It is good to keep an eye on other languages and understand the best use cases for those, but is it the best thing to do for your career?
Often, a better understanding of business logic and operations, gives you an edge inside the company.
Spending more time studying - and not just fast reading - documentation and articles about the business field, and understanding the actors and processes would've made me more valuable for the project I was working on.
Once I spent six months getting a Google GCP Data professional certification. I wanted to be more valuable to the company (and gain more skills). But during that period, I lost focus and energy for the project I was working on. I didn't pass the exam the first time, so I stayed focused on studying data engineer, and eventually, I was removed from that project. (Ironically, a few days after that, I passed the exam and got the GCP professional certification, but I've never applied that knowledge)
Lesson learned: feel free to explore new technologies, but always stay in sync with the company and the project you work on.
- 04 Jan 2023 -
I am interested in Kotlin these days. A few days ago, I attended a Kotlin meetup in which Andrey Breslav* gave a presentation called Shoulders of Giants: Languages Kotlin learned from.
Andrey Breslav is well-known in the Kotlin community. He led the design and development of Kotlin at JetBrains for ten years.
The talk's title reminded me of another presentation with the same title I watched on YouTube. But it was about the Go language (Golang). That's interesting! Actually, the original quote is from the famous scientist Isaac Newton, who once said: If I have seen further, it is by standing on the shoulders of giants.
In this case, the Giants are the previous languages that inspired the new language. As Andrey pointed out: Originality does not serve any practical purpose by itself. Building on top of other people's ideas is a good thing.
Kotlin rests on the shoulders of Java, Scala, Python and C#. The efficiency of C language and the simplicity of Python inspired Golang.
Kotlin has various ways to perform loops, but the designers omitted the C-Style for loops:
for (int i = 0; i<10; i++)
Instead, Golang relies only on the C-Style for loops. A more flexible version, to be precise.
Whatever your favourite language is, some giants' shoulders support it, and finding out who they are is exciting and instructive.
- Shoulders of Giants: Languages Kotlin learned from
- Go: building on the shoulders of giants and stepping on a few toes
- 14 Dec 2022 -
What's the best for a software developer to dive Christmas spirit? Solving the daily coding puzzles of the Advent of Code 2022, of course!

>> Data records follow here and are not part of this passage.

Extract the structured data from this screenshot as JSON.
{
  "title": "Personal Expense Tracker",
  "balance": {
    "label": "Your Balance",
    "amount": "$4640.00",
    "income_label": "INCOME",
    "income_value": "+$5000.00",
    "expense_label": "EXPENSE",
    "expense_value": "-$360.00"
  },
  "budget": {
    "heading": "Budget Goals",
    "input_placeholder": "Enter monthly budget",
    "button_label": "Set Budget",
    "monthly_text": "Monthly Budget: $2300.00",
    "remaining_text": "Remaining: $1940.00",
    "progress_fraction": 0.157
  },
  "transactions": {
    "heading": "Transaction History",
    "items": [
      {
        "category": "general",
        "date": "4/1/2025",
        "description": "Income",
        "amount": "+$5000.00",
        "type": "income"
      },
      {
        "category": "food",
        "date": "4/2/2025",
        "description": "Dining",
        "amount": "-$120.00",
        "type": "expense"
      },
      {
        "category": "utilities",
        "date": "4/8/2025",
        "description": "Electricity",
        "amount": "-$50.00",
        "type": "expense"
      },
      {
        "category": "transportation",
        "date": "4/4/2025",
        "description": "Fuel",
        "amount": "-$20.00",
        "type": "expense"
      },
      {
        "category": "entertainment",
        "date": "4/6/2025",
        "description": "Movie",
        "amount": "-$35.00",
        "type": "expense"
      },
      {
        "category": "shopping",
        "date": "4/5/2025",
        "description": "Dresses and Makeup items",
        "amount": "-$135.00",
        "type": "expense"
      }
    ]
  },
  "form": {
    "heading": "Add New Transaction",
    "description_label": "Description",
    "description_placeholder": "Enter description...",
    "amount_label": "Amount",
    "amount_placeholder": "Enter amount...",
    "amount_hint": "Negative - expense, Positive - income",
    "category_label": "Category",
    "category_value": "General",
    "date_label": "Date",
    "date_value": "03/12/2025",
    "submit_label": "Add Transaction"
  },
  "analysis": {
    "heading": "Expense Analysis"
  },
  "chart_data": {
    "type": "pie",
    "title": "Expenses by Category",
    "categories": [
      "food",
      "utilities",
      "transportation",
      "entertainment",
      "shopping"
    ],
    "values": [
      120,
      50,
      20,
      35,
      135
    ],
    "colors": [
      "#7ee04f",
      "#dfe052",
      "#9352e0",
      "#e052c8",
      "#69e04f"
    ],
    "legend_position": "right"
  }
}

I am having fun solving the daily coding puzzle using Kotlin. It's a great way to practice the language.
IntelliJ Idea makes coding in Kotlin a pleasure. It provides many prompts and tooltips, so you can spot and fix many mistakes before you compile.
- 12 Dec 2022 -